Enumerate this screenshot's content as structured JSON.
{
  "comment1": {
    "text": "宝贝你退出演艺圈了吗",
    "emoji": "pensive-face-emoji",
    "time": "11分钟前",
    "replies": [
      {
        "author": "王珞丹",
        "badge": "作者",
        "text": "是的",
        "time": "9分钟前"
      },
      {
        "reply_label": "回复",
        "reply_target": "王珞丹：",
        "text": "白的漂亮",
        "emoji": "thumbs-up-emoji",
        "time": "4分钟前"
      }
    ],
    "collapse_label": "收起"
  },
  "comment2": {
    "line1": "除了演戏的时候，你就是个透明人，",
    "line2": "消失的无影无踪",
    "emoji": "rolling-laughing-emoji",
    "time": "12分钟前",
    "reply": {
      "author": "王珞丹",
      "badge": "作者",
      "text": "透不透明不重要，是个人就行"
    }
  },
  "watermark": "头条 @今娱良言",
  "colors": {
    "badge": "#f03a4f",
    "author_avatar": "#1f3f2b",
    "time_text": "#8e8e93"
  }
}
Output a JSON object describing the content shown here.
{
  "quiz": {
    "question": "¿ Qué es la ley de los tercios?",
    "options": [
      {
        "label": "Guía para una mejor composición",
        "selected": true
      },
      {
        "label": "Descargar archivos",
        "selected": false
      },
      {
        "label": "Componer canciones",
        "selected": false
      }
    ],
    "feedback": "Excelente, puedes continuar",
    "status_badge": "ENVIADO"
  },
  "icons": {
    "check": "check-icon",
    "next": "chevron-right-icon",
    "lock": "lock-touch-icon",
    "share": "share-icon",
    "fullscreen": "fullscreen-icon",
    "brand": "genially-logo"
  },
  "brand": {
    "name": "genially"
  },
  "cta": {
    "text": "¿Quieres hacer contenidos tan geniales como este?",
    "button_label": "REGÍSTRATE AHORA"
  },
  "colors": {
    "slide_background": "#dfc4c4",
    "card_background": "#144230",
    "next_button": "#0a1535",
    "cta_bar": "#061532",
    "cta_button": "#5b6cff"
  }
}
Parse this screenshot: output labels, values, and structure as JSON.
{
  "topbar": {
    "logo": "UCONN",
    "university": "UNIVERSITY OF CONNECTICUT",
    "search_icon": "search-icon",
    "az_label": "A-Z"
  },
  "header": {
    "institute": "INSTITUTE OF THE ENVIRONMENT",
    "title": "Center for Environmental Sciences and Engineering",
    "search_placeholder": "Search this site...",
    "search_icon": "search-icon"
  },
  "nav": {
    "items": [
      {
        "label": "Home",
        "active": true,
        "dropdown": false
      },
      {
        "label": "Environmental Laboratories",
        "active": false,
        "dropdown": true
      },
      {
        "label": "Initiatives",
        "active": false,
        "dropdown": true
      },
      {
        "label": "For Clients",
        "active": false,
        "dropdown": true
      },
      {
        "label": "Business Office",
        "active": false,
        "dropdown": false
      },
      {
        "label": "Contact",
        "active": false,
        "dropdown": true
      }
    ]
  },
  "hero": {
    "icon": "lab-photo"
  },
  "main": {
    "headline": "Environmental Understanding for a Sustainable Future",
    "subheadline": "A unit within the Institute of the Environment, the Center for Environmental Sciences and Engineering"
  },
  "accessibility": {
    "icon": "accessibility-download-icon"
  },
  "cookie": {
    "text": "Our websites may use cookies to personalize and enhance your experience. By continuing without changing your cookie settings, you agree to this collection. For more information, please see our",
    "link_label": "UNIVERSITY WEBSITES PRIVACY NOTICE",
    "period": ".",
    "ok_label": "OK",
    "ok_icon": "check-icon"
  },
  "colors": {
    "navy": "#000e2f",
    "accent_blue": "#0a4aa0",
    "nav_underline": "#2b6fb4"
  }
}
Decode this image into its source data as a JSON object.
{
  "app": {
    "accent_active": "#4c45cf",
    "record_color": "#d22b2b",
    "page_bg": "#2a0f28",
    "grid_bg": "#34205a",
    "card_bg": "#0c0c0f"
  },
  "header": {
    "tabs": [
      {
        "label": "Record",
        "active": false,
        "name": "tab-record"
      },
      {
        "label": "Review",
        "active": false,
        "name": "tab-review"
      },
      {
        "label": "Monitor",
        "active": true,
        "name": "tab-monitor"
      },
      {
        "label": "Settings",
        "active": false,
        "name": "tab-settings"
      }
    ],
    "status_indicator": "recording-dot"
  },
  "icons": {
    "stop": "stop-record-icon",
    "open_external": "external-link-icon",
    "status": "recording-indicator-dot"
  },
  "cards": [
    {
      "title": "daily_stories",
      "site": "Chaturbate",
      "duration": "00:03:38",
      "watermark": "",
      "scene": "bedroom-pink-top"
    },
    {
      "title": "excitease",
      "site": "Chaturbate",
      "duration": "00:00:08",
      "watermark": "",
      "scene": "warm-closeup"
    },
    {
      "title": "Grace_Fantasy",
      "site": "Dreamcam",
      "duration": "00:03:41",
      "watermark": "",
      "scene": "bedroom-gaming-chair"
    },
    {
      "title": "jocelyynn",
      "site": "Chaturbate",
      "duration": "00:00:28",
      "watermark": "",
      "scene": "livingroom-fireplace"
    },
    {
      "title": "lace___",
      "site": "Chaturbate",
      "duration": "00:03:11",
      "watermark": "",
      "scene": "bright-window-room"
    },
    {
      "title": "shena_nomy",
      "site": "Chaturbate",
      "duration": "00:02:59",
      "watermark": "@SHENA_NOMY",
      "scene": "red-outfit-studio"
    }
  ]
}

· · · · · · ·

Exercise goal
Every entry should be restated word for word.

Reply
Enumerate this screenshot's content as structured JSON.
{
  "comment1": {
    "text": "宝贝你退出演艺圈了吗",
    "emoji": "pensive-face-emoji",
    "time": "11分钟前",
    "replies": [
      {
        "author": "王珞丹",
        "badge": "作者",
        "text": "是的",
        "time": "9分钟前"
      },
      {
        "reply_label": "回复",
        "reply_target": "王珞丹：",
        "text": "白的漂亮",
        "emoji": "thumbs-up-emoji",
        "time": "4分钟前"
      }
    ],
    "collapse_label": "收起"
  },
  "comment2": {
    "line1": "除了演戏的时候，你就是个透明人，",
    "line2": "消失的无影无踪",
    "emoji": "rolling-laughing-emoji",
    "time": "12分钟前",
    "reply": {
      "author": "王珞丹",
      "badge": "作者",
      "text": "透不透明不重要，是个人就行"
    }
  },
  "watermark": "头条 @今娱良言",
  "colors": {
    "badge": "#f03a4f",
    "author_avatar": "#1f3f2b",
    "time_text": "#8e8e93"
  }
}
Output a JSON object describing the content shown here.
{
  "quiz": {
    "question": "¿ Qué es la ley de los tercios?",
    "options": [
      {
        "label": "Guía para una mejor composición",
        "selected": true
      },
      {
        "label": "Descargar archivos",
        "selected": false
      },
      {
        "label": "Componer canciones",
        "selected": false
      }
    ],
    "feedback": "Excelente, puedes continuar",
    "status_badge": "ENVIADO"
  },
  "icons": {
    "check": "check-icon",
    "next": "chevron-right-icon",
    "lock": "lock-touch-icon",
    "share": "share-icon",
    "fullscreen": "fullscreen-icon",
    "brand": "genially-logo"
  },
  "brand": {
    "name": "genially"
  },
  "cta": {
    "text": "¿Quieres hacer contenidos tan geniales como este?",
    "button_label": "REGÍSTRATE AHORA"
  },
  "colors": {
    "slide_background": "#dfc4c4",
    "card_background": "#144230",
    "next_button": "#0a1535",
    "cta_bar": "#061532",
    "cta_button": "#5b6cff"
  }
}
Parse this screenshot: output labels, values, and structure as JSON.
{
  "topbar": {
    "logo": "UCONN",
    "university": "UNIVERSITY OF CONNECTICUT",
    "search_icon": "search-icon",
    "az_label": "A-Z"
  },
  "header": {
    "institute": "INSTITUTE OF THE ENVIRONMENT",
    "title": "Center for Environmental Sciences and Engineering",
    "search_placeholder": "Search this site...",
    "search_icon": "search-icon"
  },
  "nav": {
    "items": [
      {
        "label": "Home",
        "active": true,
        "dropdown": false
      },
      {
        "label": "Environmental Laboratories",
        "active": false,
        "dropdown": true
      },
      {
        "label": "Initiatives",
        "active": false,
        "dropdown": true
      },
      {
        "label": "For Clients",
        "active": false,
        "dropdown": true
      },
      {
        "label": "Business Office",
        "active": false,
        "dropdown": false
      },
      {
        "label": "Contact",
        "active": false,
        "dropdown": true
      }
    ]
  },
  "hero": {
    "icon": "lab-photo"
  },
  "main": {
    "headline": "Environmental Understanding for a Sustainable Future",
    "subheadline": "A unit within the Institute of the Environment, the Center for Environmental Sciences and Engineering"
  },
  "accessibility": {
    "icon": "accessibility-download-icon"
  },
  "cookie": {
    "text": "Our websites may use cookies to personalize and enhance your experience. By continuing without changing your cookie settings, you agree to this collection. For more information, please see our",
    "link_label": "UNIVERSITY WEBSITES PRIVACY NOTICE",
    "period": ".",
    "ok_label": "OK",
    "ok_icon": "check-icon"
  },
  "colors": {
    "navy": "#000e2f",
    "accent_blue": "#0a4aa0",
    "nav_underline": "#2b6fb4"
  }
}
Decode this image into its source data as a JSON object.
{
  "app": {
    "accent_active": "#4c45cf",
    "record_color": "#d22b2b",
    "page_bg": "#2a0f28",
    "grid_bg": "#34205a",
    "card_bg": "#0c0c0f"
  },
  "header": {
    "tabs": [
      {
        "label": "Record",
        "active": false,
        "name": "tab-record"
      },
      {
        "label": "Review",
        "active": false,
        "name": "tab-review"
      },
      {
        "label": "Monitor",
        "active": true,
        "name": "tab-monitor"
      },
      {
        "label": "Settings",
        "active": false,
        "name": "tab-settings"
      }
    ],
    "status_indicator": "recording-dot"
  },
  "icons": {
    "stop": "stop-record-icon",
    "open_external": "external-link-icon",
    "status": "recording-indicator-dot"
  },
  "cards": [
    {
      "title": "daily_stories",
      "site": "Chaturbate",
      "duration": "00:03:38",
      "watermark": "",
      "scene": "bedroom-pink-top"
    },
    {
      "title": "excitease",
      "site": "Chaturbate",
      "duration": "00:00:08",
      "watermark": "",
      "scene": "warm-closeup"
    },
    {
      "title": "Grace_Fantasy",
      "site": "Dreamcam",
      "duration": "00:03:41",
      "watermark": "",
      "scene": "bedroom-gaming-chair"
    },
    {
      "title": "jocelyynn",
      "site": "Chaturbate",
      "duration": "00:00:28",
      "watermark": "",
      "scene": "livingroom-fireplace"
    },
    {
      "title": "lace___",
      "site": "Chaturbate",
      "duration": "00:03:11",
      "watermark": "",
      "scene": "bright-window-room"
    },
    {
      "title": "shena_nomy",
      "site": "Chaturbate",
      "duration": "00:02:59",
      "watermark": "@SHENA_NOMY",
      "scene": "red-outfit-studio"
    }
  ]
}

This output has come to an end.